This satellite image captured Hurricane Irene moving through the Bahamas on the morning of Aug. 25. To the east was the newly formed Tropical Depression 10, which is on the far right of the image. Irene is much larger than the tropical depression 10, as the hurricane is estimated to be about 1/3 the size of the entire U.S. East coast.
At the time this NASA satellite image was taken on Aug. 25 at 8:15 a.m. ET (1215 UTC), Hurricane Irene was still packing a punch with 115 mph winds. Although the eye has disappeared from this NOAA GOES-East satellite imagery, the storm is not weakening and appears to be going through an eyewall replacement cycle. The National Hurricane Center is still predicting Irene to reach category 4 status within the next day. Hurricane and tropical storm watches are in effect for much of the Carolina coastline.
Irene from Space
This photo of Hurricane Irene was photographed from onboard the International Space station at 19:14:09 GMT (3:14 p.m. ET) on Aug. 24, 2011. The image, captured with a 38-mm lens, reveals the eye at center frame.
Vilano Beach, Fla., also got a taste of Hurricane Irene's still far-off fury on the morning of Aug. 26.
Another photo taken from onboard the space station on Aug. 24 reveals the eye of Hurricane Irene.
The above NOAA image shows the position of Hurricane Irene and Tropical Storm 10 on the morning of Aug. 26, with Irene about 375 miles south-southwest of Cape Hatteras, N.C., according to the National Hurricane Center.
Above is another shot of Dania Beach in Broward County, Fla., as threatening storm clouds raced overhead before the rain began to fall during the early morning hours of Aug. 25.
This image was taken by NOAA's GOES-EAST satellite on Aug. 26 as Hurricane Irene moved between the Bahamas toward the U.S. East Coast.
This amazing photo of approaching storm clouds was taken on Aug. 25, while workers and officials in Washington, D.C., scrambled to prepare for Hurricane Irene to make landfall on Saturday in North Carolina. The area has received a tropical storm warning, leading to train service cancelations and Mayor Vincent Gray urging residents to study emergency evacuation routes from Washington.
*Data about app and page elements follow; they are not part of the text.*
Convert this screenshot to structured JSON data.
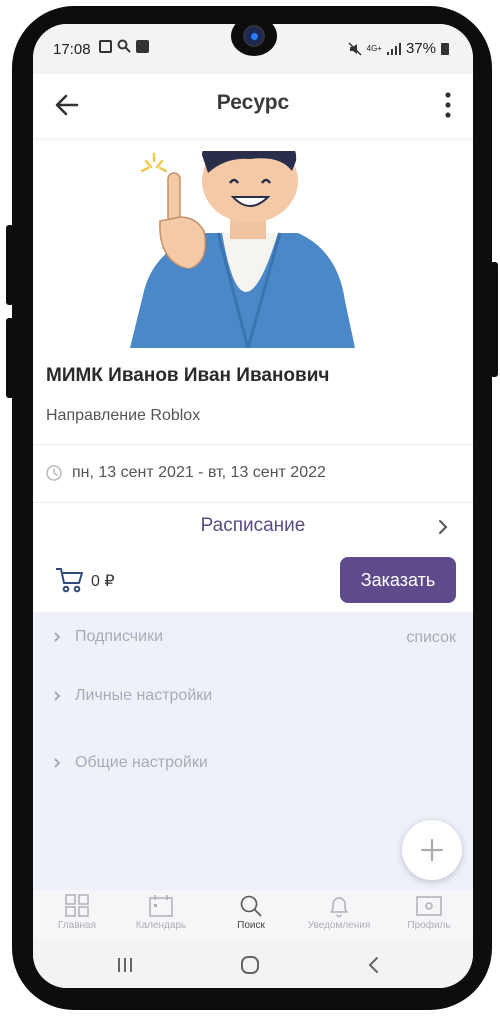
{
  "status_bar": {
    "time": "17:08",
    "network": "4G+",
    "battery": "37%"
  },
  "app_bar": {
    "title": "Ресурс"
  },
  "resource": {
    "name": "МИМК Иванов Иван Иванович",
    "direction": "Направление Roblox",
    "date_range": "пн, 13 сент 2021 - вт, 13 сент 2022",
    "schedule_label": "Расписание"
  },
  "order": {
    "price": "0 ₽",
    "order_button": "Заказать"
  },
  "settings": [
    {
      "label": "Подписчики",
      "value": "список"
    },
    {
      "label": "Личные настройки"
    },
    {
      "label": "Общие настройки"
    }
  ],
  "bottom_nav": [
    {
      "label": "Главная",
      "icon": "grid-icon"
    },
    {
      "label": "Календарь",
      "icon": "calendar-icon"
    },
    {
      "label": "Поиск",
      "icon": "search-icon",
      "active": true
    },
    {
      "label": "Уведомления",
      "icon": "bell-icon"
    },
    {
      "label": "Профиль",
      "icon": "profile-icon"
    }
  ],
  "colors": {
    "accent": "#5f4a8b",
    "schedule_text": "#5a4a86",
    "settings_bg": "#eef1fa"
  }
}
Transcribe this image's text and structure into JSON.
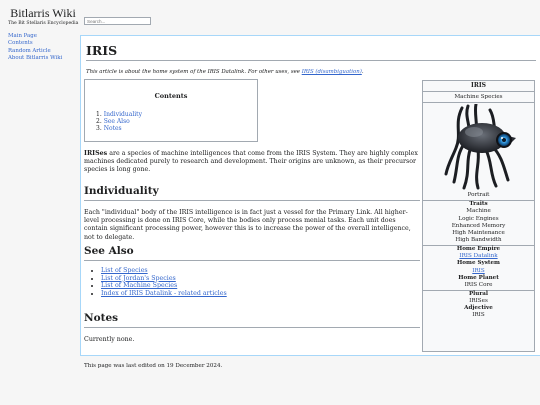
{
  "site": {
    "title": "Bitlarris Wiki",
    "tagline": "The Bit Stellaris Encyclopedia"
  },
  "search": {
    "placeholder": "Search..."
  },
  "sidebar": {
    "items": [
      {
        "label": "Main Page"
      },
      {
        "label": "Contents"
      },
      {
        "label": "Random Article"
      },
      {
        "label": "About Bitlarris Wiki"
      }
    ]
  },
  "article": {
    "title": "IRIS",
    "hatnote_prefix": "This article is about the home system of the IRIS Datalink. For other uses, see ",
    "hatnote_link": "IRIS (disambiguation)",
    "hatnote_suffix": ".",
    "toc": {
      "title": "Contents",
      "items": [
        {
          "num": "1.",
          "label": "Individuality"
        },
        {
          "num": "2.",
          "label": "See Also"
        },
        {
          "num": "3.",
          "label": "Notes"
        }
      ]
    },
    "intro_bold": "IRISes",
    "intro_rest": " are a species of machine intelligences that come from the IRIS System. They are highly complex machines dedicated purely to research and development. Their origins are unknown, as their precursor species is long gone.",
    "sections": {
      "individuality": {
        "heading": "Individuality",
        "text": "Each \"individual\" body of the IRIS intelligence is in fact just a vessel for the Primary Link. All higher-level processing is done on IRIS Core, while the bodies only process menial tasks. Each unit does contain significant processing power, however this is to increase the power of the overall intelligence, not to delegate."
      },
      "see_also": {
        "heading": "See Also",
        "links": [
          {
            "label": "List of Species"
          },
          {
            "label": "List of Jordan's Species"
          },
          {
            "label": "List of Machine Species"
          },
          {
            "label": "Index of IRIS Datalink - related articles"
          }
        ]
      },
      "notes": {
        "heading": "Notes",
        "text": "Currently none."
      }
    },
    "footer": "This page was last edited on 19 December 2024."
  },
  "infobox": {
    "title": "IRIS",
    "subtitle": "Machine Species",
    "caption": "Portrait",
    "traits_head": "Traits",
    "traits": [
      "Machine",
      "Logic Engines",
      "Enhanced Memory",
      "High Maintenance",
      "High Bandwidth"
    ],
    "home_empire_head": "Home Empire",
    "home_empire": "IRIS Datalink",
    "home_system_head": "Home System",
    "home_system": "IRIS",
    "home_planet_head": "Home Planet",
    "home_planet": "IRIS Core",
    "plural_head": "Plural",
    "plural": "IRISes",
    "adjective_head": "Adjective",
    "adjective": "IRIS"
  },
  "colors": {
    "link": "#3366cc",
    "content_border": "#a7d7f9",
    "divider": "#a2a9b1",
    "page_bg": "#f6f6f6",
    "portrait_eye": "#2a8fd6"
  },
  "icons": {
    "portrait": "machine-portrait-image"
  }
}
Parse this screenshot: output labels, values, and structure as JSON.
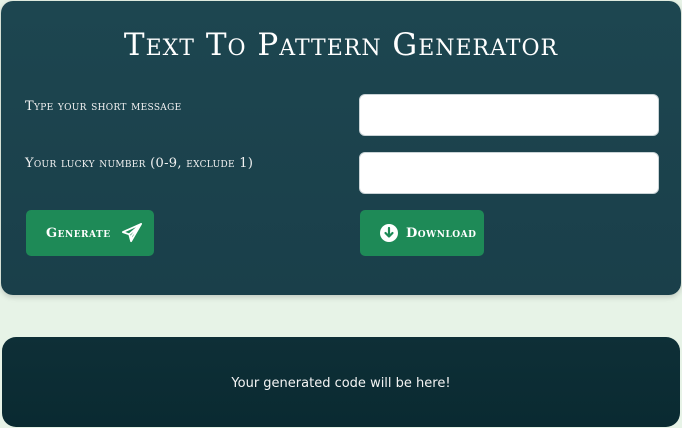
{
  "header": {
    "title": "Text To Pattern Generator"
  },
  "form": {
    "message_label": "Type your short message",
    "message_value": "",
    "number_label": "Your lucky number (0-9, exclude 1)",
    "number_value": ""
  },
  "actions": {
    "generate_label": "Generate",
    "generate_icon": "paper-plane-icon",
    "download_label": "Download",
    "download_icon": "arrow-down-circle-icon"
  },
  "output": {
    "placeholder_text": "Your generated code will be here!"
  },
  "colors": {
    "page_background": "#e7f3e7",
    "card_background": "#1d4650",
    "output_background": "#0e2f37",
    "button_green": "#1e8a57"
  }
}
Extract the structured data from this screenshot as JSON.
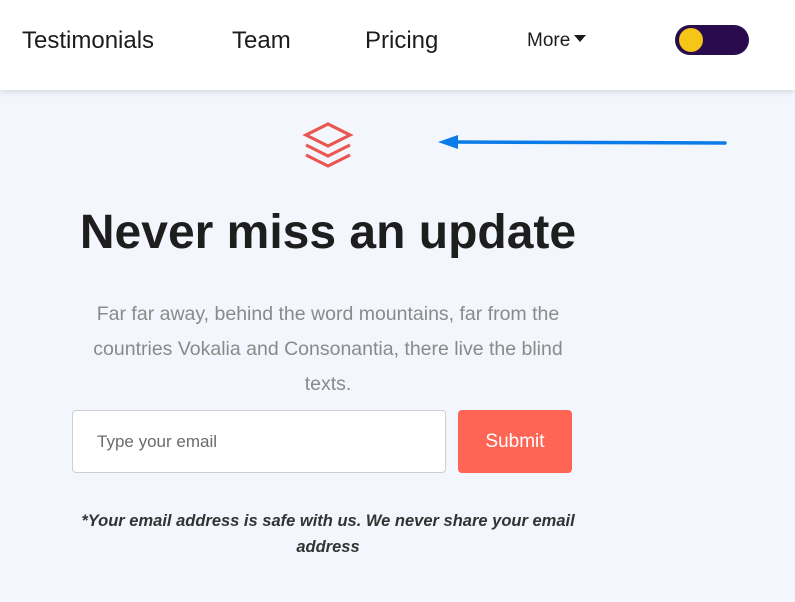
{
  "navbar": {
    "links": [
      "Testimonials",
      "Team",
      "Pricing"
    ],
    "more_label": "More",
    "theme_toggle": {
      "state": "off",
      "track_color": "#2a0b4d",
      "knob_color": "#f5c518"
    }
  },
  "hero": {
    "logo_icon": "layers-icon",
    "logo_color": "#e9574f",
    "annotation_arrow_color": "#0b7be8",
    "headline": "Never miss an update",
    "description": "Far far away, behind the word mountains, far from the countries Vokalia and Consonantia, there live the blind texts."
  },
  "subscribe_form": {
    "email_placeholder": "Type your email",
    "email_value": "",
    "submit_label": "Submit",
    "submit_color": "#fe6555",
    "disclaimer": "*Your email address is safe with us. We never share your email address"
  }
}
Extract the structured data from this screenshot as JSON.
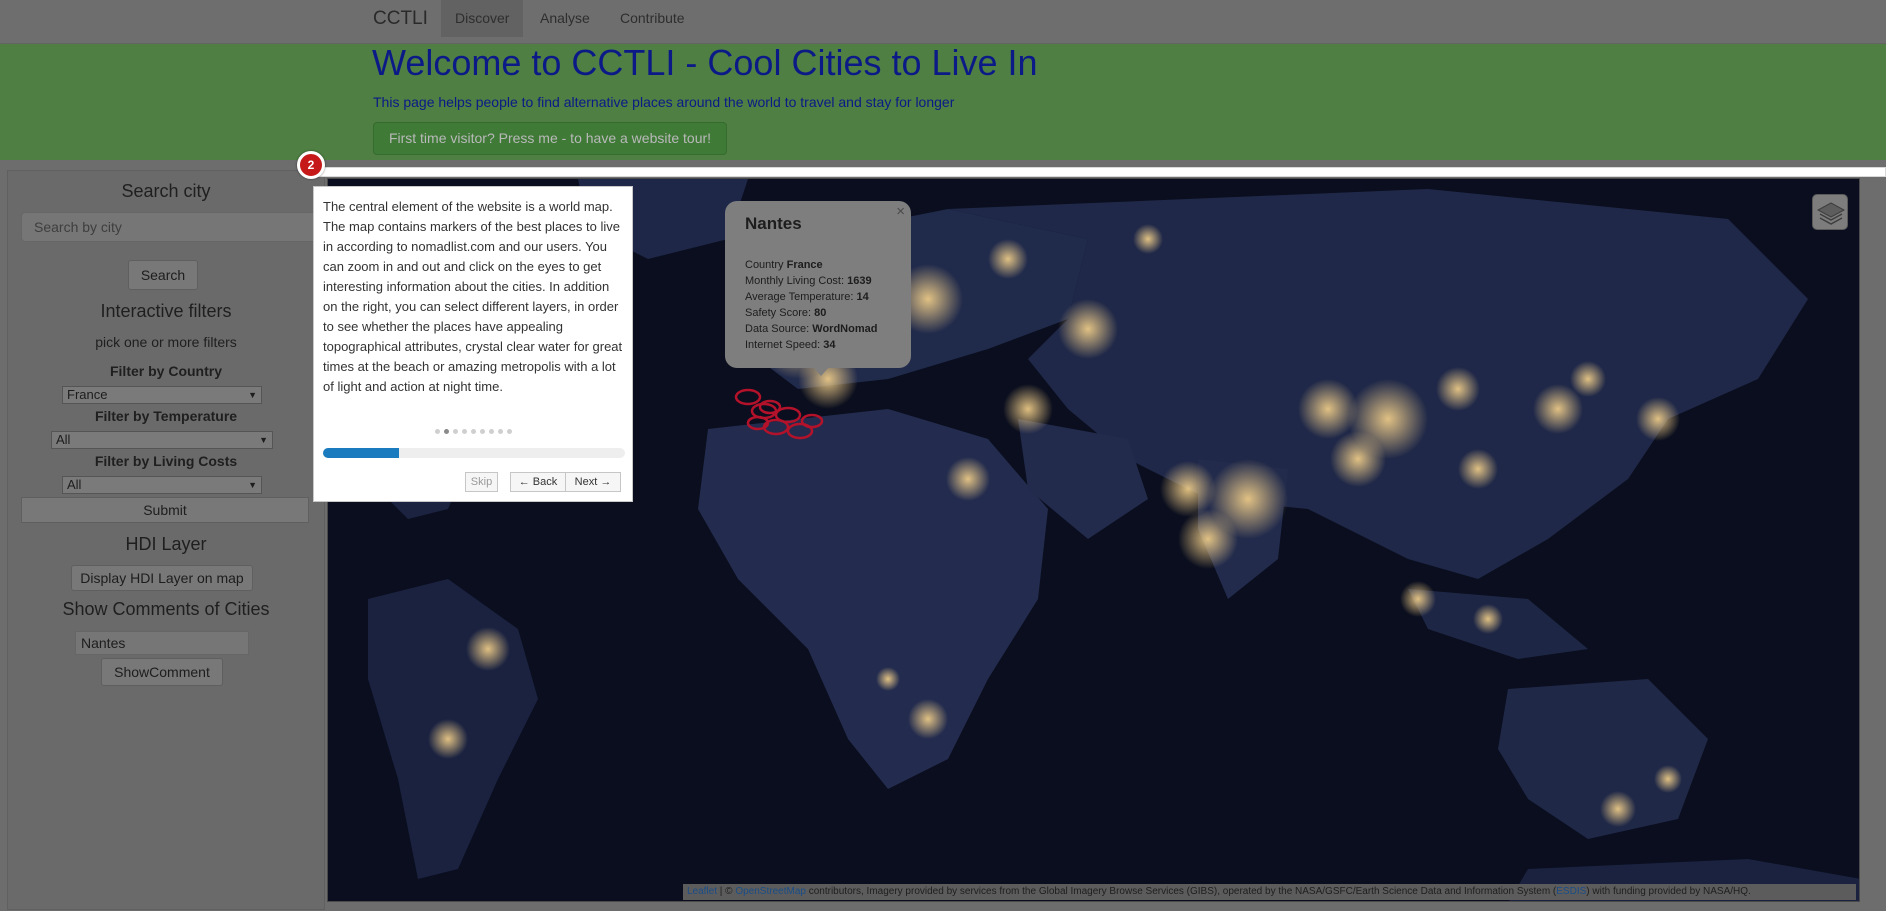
{
  "navbar": {
    "brand": "CCTLI",
    "items": [
      {
        "label": "Discover",
        "active": true
      },
      {
        "label": "Analyse",
        "active": false
      },
      {
        "label": "Contribute",
        "active": false
      }
    ]
  },
  "hero": {
    "title": "Welcome to CCTLI - Cool Cities to Live In",
    "subtitle": "This page helps people to find alternative places around the world to travel and stay for longer",
    "tour_button": "First time visitor? Press me - to have a website tour!"
  },
  "sidebar": {
    "search_heading": "Search city",
    "search_placeholder": "Search by city",
    "search_button": "Search",
    "filters_heading": "Interactive filters",
    "filters_hint": "pick one or more filters",
    "country_label": "Filter by Country",
    "country_value": "France",
    "temperature_label": "Filter by Temperature",
    "temperature_value": "All",
    "living_costs_label": "Filter by Living Costs",
    "living_costs_value": "All",
    "submit_button": "Submit",
    "hdi_heading": "HDI Layer",
    "hdi_button": "Display HDI Layer on map",
    "comments_heading": "Show Comments of Cities",
    "comments_value": "Nantes",
    "comments_button": "ShowComment"
  },
  "popup": {
    "title": "Nantes",
    "close": "×",
    "rows": [
      {
        "label": "Country",
        "value": "France"
      },
      {
        "label": "Monthly Living Cost:",
        "value": "1639"
      },
      {
        "label": "Average Temperature:",
        "value": "14"
      },
      {
        "label": "Safety Score:",
        "value": "80"
      },
      {
        "label": "Data Source:",
        "value": "WordNomad"
      },
      {
        "label": "Internet Speed:",
        "value": "34"
      }
    ]
  },
  "tour": {
    "step": "2",
    "text": "The central element of the website is a world map. The map contains markers of the best places to live in according to nomadlist.com and our users. You can zoom in and out and click on the eyes to get interesting information about the cities. In addition on the right, you can select different layers, in order to see whether the places have appealing topographical attributes, crystal clear water for great times at the beach or amazing metropolis with a lot of light and action at night time.",
    "total_steps": 9,
    "current_step": 2,
    "progress": 0.25,
    "skip": "Skip",
    "back": "← Back",
    "next": "Next →"
  },
  "attribution": {
    "leaflet": "Leaflet",
    "sep": " | © ",
    "osm": "OpenStreetMap",
    "text1": " contributors, Imagery provided by services from the Global Imagery Browse Services (GIBS), operated by the NASA/GSFC/Earth Science Data and Information System (",
    "esdis": "ESDIS",
    "text2": ") with funding provided by NASA/HQ."
  },
  "colors": {
    "accent_green": "#4f7f43",
    "title_blue": "#0b1a87",
    "progress_blue": "#1a7bbf",
    "marker_red": "#b3122a",
    "tour_badge_red": "#c61a1a"
  },
  "icons": {
    "layers": "layers-icon",
    "marker": "eye-marker-icon",
    "close": "close-icon"
  }
}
This photo captured the west edge of Hurrican Irene as it passed by northern Florida. It was taken the morning of Aug. 26, about 20 miles west of Jacksonville, Fla.